▸ TASK INSTRUCTIONS:
Could you give the entries back exactly as they stand, minus any pictures?

┄┄┄┄┄┄┄┄┄┄

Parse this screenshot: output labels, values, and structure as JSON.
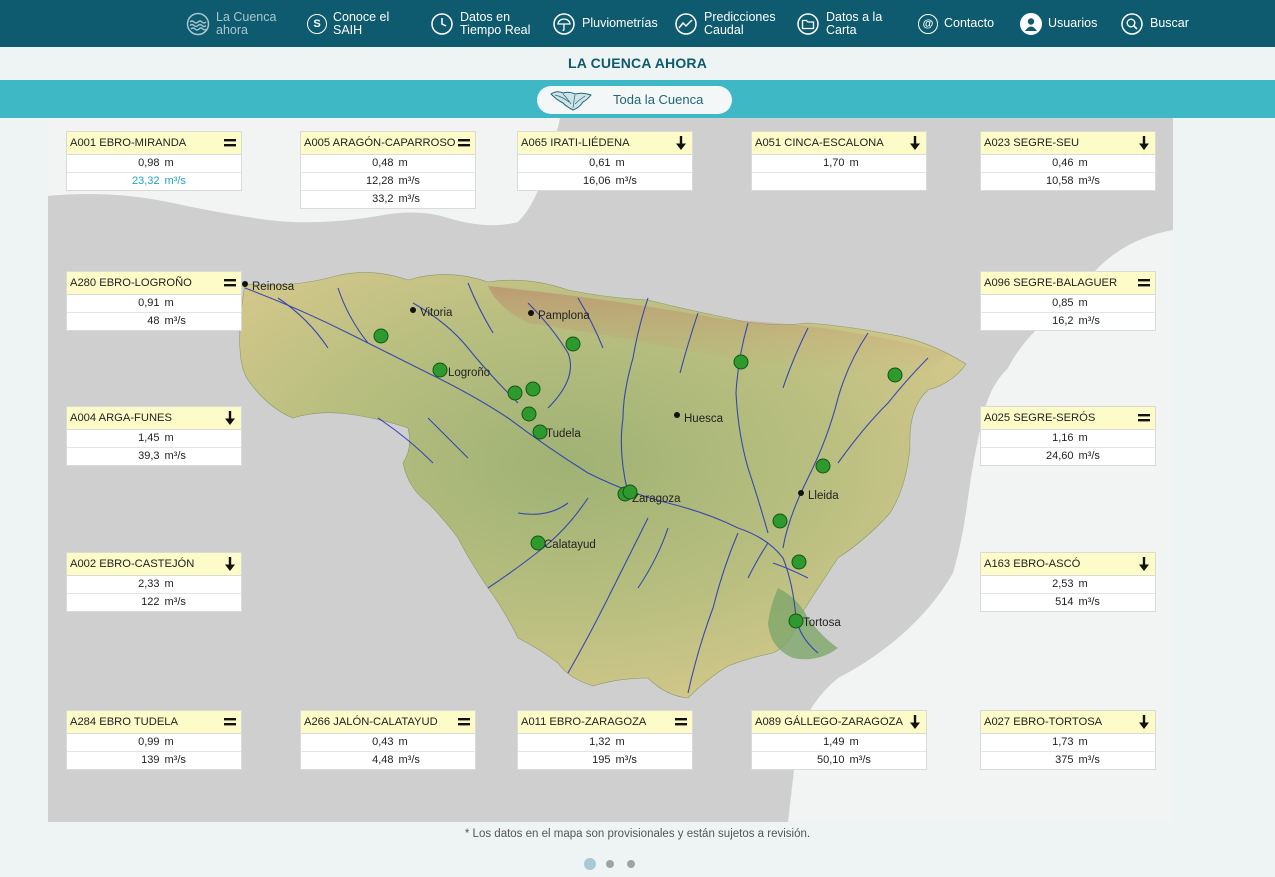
{
  "nav": {
    "items": [
      {
        "label": "La Cuenca\nahora",
        "icon": "waves-icon",
        "active": true
      },
      {
        "label": "Conoce el\nSAIH",
        "icon": "saih-icon"
      },
      {
        "label": "Datos en\nTiempo Real",
        "icon": "clock-icon"
      },
      {
        "label": "Pluviometrías",
        "icon": "umbrella-icon"
      },
      {
        "label": "Predicciones\nCaudal",
        "icon": "gauge-icon"
      },
      {
        "label": "Datos a la\nCarta",
        "icon": "folder-icon"
      },
      {
        "label": "Contacto",
        "icon": "at-icon"
      },
      {
        "label": "Usuarios",
        "icon": "user-icon"
      },
      {
        "label": "Buscar",
        "icon": "search-icon"
      }
    ]
  },
  "page_title": "LA CUENCA AHORA",
  "basin_button": {
    "label": "Toda la Cuenca",
    "icon": "basin-map-icon"
  },
  "map": {
    "cities": [
      "Reinosa",
      "Vitoria",
      "Pamplona",
      "Logroño",
      "Huesca",
      "Tudela",
      "Lleida",
      "Zaragoza",
      "Calatayud",
      "Tortosa"
    ]
  },
  "stations": [
    {
      "name": "A001 EBRO-MIRANDA",
      "trend": "equal",
      "rows": [
        {
          "value": "0,98",
          "unit": "m"
        },
        {
          "value": "23,32",
          "unit": "m³/s",
          "highlight": true
        }
      ]
    },
    {
      "name": "A005 ARAGÓN-CAPARROSO",
      "trend": "equal",
      "rows": [
        {
          "value": "0,48",
          "unit": "m"
        },
        {
          "value": "12,28",
          "unit": "m³/s"
        },
        {
          "value": "33,2",
          "unit": "m³/s"
        }
      ]
    },
    {
      "name": "A065 IRATI-LIÉDENA",
      "trend": "down",
      "rows": [
        {
          "value": "0,61",
          "unit": "m"
        },
        {
          "value": "16,06",
          "unit": "m³/s"
        }
      ]
    },
    {
      "name": "A051 CINCA-ESCALONA",
      "trend": "down",
      "rows": [
        {
          "value": "1,70",
          "unit": "m"
        },
        {
          "value": "",
          "unit": ""
        }
      ]
    },
    {
      "name": "A023 SEGRE-SEU",
      "trend": "down",
      "rows": [
        {
          "value": "0,46",
          "unit": "m"
        },
        {
          "value": "10,58",
          "unit": "m³/s"
        }
      ]
    },
    {
      "name": "A280 EBRO-LOGROÑO",
      "trend": "equal",
      "rows": [
        {
          "value": "0,91",
          "unit": "m"
        },
        {
          "value": "48",
          "unit": "m³/s"
        }
      ]
    },
    {
      "name": "A096 SEGRE-BALAGUER",
      "trend": "equal",
      "rows": [
        {
          "value": "0,85",
          "unit": "m"
        },
        {
          "value": "16,2",
          "unit": "m³/s"
        }
      ]
    },
    {
      "name": "A004 ARGA-FUNES",
      "trend": "down",
      "rows": [
        {
          "value": "1,45",
          "unit": "m"
        },
        {
          "value": "39,3",
          "unit": "m³/s"
        }
      ]
    },
    {
      "name": "A025 SEGRE-SERÓS",
      "trend": "equal",
      "rows": [
        {
          "value": "1,16",
          "unit": "m"
        },
        {
          "value": "24,60",
          "unit": "m³/s"
        }
      ]
    },
    {
      "name": "A002 EBRO-CASTEJÓN",
      "trend": "down",
      "rows": [
        {
          "value": "2,33",
          "unit": "m"
        },
        {
          "value": "122",
          "unit": "m³/s"
        }
      ]
    },
    {
      "name": "A163 EBRO-ASCÓ",
      "trend": "down",
      "rows": [
        {
          "value": "2,53",
          "unit": "m"
        },
        {
          "value": "514",
          "unit": "m³/s"
        }
      ]
    },
    {
      "name": "A284 EBRO TUDELA",
      "trend": "equal",
      "rows": [
        {
          "value": "0,99",
          "unit": "m"
        },
        {
          "value": "139",
          "unit": "m³/s"
        }
      ]
    },
    {
      "name": "A266 JALÓN-CALATAYUD",
      "trend": "equal",
      "rows": [
        {
          "value": "0,43",
          "unit": "m"
        },
        {
          "value": "4,48",
          "unit": "m³/s"
        }
      ]
    },
    {
      "name": "A011 EBRO-ZARAGOZA",
      "trend": "equal",
      "rows": [
        {
          "value": "1,32",
          "unit": "m"
        },
        {
          "value": "195",
          "unit": "m³/s"
        }
      ]
    },
    {
      "name": "A089 GÁLLEGO-ZARAGOZA",
      "trend": "down",
      "rows": [
        {
          "value": "1,49",
          "unit": "m"
        },
        {
          "value": "50,10",
          "unit": "m³/s"
        }
      ]
    },
    {
      "name": "A027 EBRO-TORTOSA",
      "trend": "down",
      "rows": [
        {
          "value": "1,73",
          "unit": "m"
        },
        {
          "value": "375",
          "unit": "m³/s"
        }
      ]
    }
  ],
  "colors": {
    "nav_bg": "#0e5a6e",
    "subbar": "#3fb8c6",
    "card_header": "#fdfcc9",
    "station_marker": "#2e9a2e",
    "highlight_value": "#1fa6c4"
  },
  "disclaimer": "* Los datos en el mapa son provisionales y están sujetos a revisión.",
  "pager": {
    "pages": 3,
    "current": 1
  }
}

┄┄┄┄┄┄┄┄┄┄

▸ TASK RESULT:
Parse this screenshot: output labels, values, and structure as JSON.
{
  "nav": {
    "items": [
      {
        "label": "La Cuenca\nahora",
        "icon": "waves-icon",
        "active": true
      },
      {
        "label": "Conoce el\nSAIH",
        "icon": "saih-icon"
      },
      {
        "label": "Datos en\nTiempo Real",
        "icon": "clock-icon"
      },
      {
        "label": "Pluviometrías",
        "icon": "umbrella-icon"
      },
      {
        "label": "Predicciones\nCaudal",
        "icon": "gauge-icon"
      },
      {
        "label": "Datos a la\nCarta",
        "icon": "folder-icon"
      },
      {
        "label": "Contacto",
        "icon": "at-icon"
      },
      {
        "label": "Usuarios",
        "icon": "user-icon"
      },
      {
        "label": "Buscar",
        "icon": "search-icon"
      }
    ]
  },
  "page_title": "LA CUENCA AHORA",
  "basin_button": {
    "label": "Toda la Cuenca",
    "icon": "basin-map-icon"
  },
  "map": {
    "cities": [
      "Reinosa",
      "Vitoria",
      "Pamplona",
      "Logroño",
      "Huesca",
      "Tudela",
      "Lleida",
      "Zaragoza",
      "Calatayud",
      "Tortosa"
    ]
  },
  "stations": [
    {
      "name": "A001 EBRO-MIRANDA",
      "trend": "equal",
      "rows": [
        {
          "value": "0,98",
          "unit": "m"
        },
        {
          "value": "23,32",
          "unit": "m³/s",
          "highlight": true
        }
      ]
    },
    {
      "name": "A005 ARAGÓN-CAPARROSO",
      "trend": "equal",
      "rows": [
        {
          "value": "0,48",
          "unit": "m"
        },
        {
          "value": "12,28",
          "unit": "m³/s"
        },
        {
          "value": "33,2",
          "unit": "m³/s"
        }
      ]
    },
    {
      "name": "A065 IRATI-LIÉDENA",
      "trend": "down",
      "rows": [
        {
          "value": "0,61",
          "unit": "m"
        },
        {
          "value": "16,06",
          "unit": "m³/s"
        }
      ]
    },
    {
      "name": "A051 CINCA-ESCALONA",
      "trend": "down",
      "rows": [
        {
          "value": "1,70",
          "unit": "m"
        },
        {
          "value": "",
          "unit": ""
        }
      ]
    },
    {
      "name": "A023 SEGRE-SEU",
      "trend": "down",
      "rows": [
        {
          "value": "0,46",
          "unit": "m"
        },
        {
          "value": "10,58",
          "unit": "m³/s"
        }
      ]
    },
    {
      "name": "A280 EBRO-LOGROÑO",
      "trend": "equal",
      "rows": [
        {
          "value": "0,91",
          "unit": "m"
        },
        {
          "value": "48",
          "unit": "m³/s"
        }
      ]
    },
    {
      "name": "A096 SEGRE-BALAGUER",
      "trend": "equal",
      "rows": [
        {
          "value": "0,85",
          "unit": "m"
        },
        {
          "value": "16,2",
          "unit": "m³/s"
        }
      ]
    },
    {
      "name": "A004 ARGA-FUNES",
      "trend": "down",
      "rows": [
        {
          "value": "1,45",
          "unit": "m"
        },
        {
          "value": "39,3",
          "unit": "m³/s"
        }
      ]
    },
    {
      "name": "A025 SEGRE-SERÓS",
      "trend": "equal",
      "rows": [
        {
          "value": "1,16",
          "unit": "m"
        },
        {
          "value": "24,60",
          "unit": "m³/s"
        }
      ]
    },
    {
      "name": "A002 EBRO-CASTEJÓN",
      "trend": "down",
      "rows": [
        {
          "value": "2,33",
          "unit": "m"
        },
        {
          "value": "122",
          "unit": "m³/s"
        }
      ]
    },
    {
      "name": "A163 EBRO-ASCÓ",
      "trend": "down",
      "rows": [
        {
          "value": "2,53",
          "unit": "m"
        },
        {
          "value": "514",
          "unit": "m³/s"
        }
      ]
    },
    {
      "name": "A284 EBRO TUDELA",
      "trend": "equal",
      "rows": [
        {
          "value": "0,99",
          "unit": "m"
        },
        {
          "value": "139",
          "unit": "m³/s"
        }
      ]
    },
    {
      "name": "A266 JALÓN-CALATAYUD",
      "trend": "equal",
      "rows": [
        {
          "value": "0,43",
          "unit": "m"
        },
        {
          "value": "4,48",
          "unit": "m³/s"
        }
      ]
    },
    {
      "name": "A011 EBRO-ZARAGOZA",
      "trend": "equal",
      "rows": [
        {
          "value": "1,32",
          "unit": "m"
        },
        {
          "value": "195",
          "unit": "m³/s"
        }
      ]
    },
    {
      "name": "A089 GÁLLEGO-ZARAGOZA",
      "trend": "down",
      "rows": [
        {
          "value": "1,49",
          "unit": "m"
        },
        {
          "value": "50,10",
          "unit": "m³/s"
        }
      ]
    },
    {
      "name": "A027 EBRO-TORTOSA",
      "trend": "down",
      "rows": [
        {
          "value": "1,73",
          "unit": "m"
        },
        {
          "value": "375",
          "unit": "m³/s"
        }
      ]
    }
  ],
  "colors": {
    "nav_bg": "#0e5a6e",
    "subbar": "#3fb8c6",
    "card_header": "#fdfcc9",
    "station_marker": "#2e9a2e",
    "highlight_value": "#1fa6c4"
  },
  "disclaimer": "* Los datos en el mapa son provisionales y están sujetos a revisión.",
  "pager": {
    "pages": 3,
    "current": 1
  }
}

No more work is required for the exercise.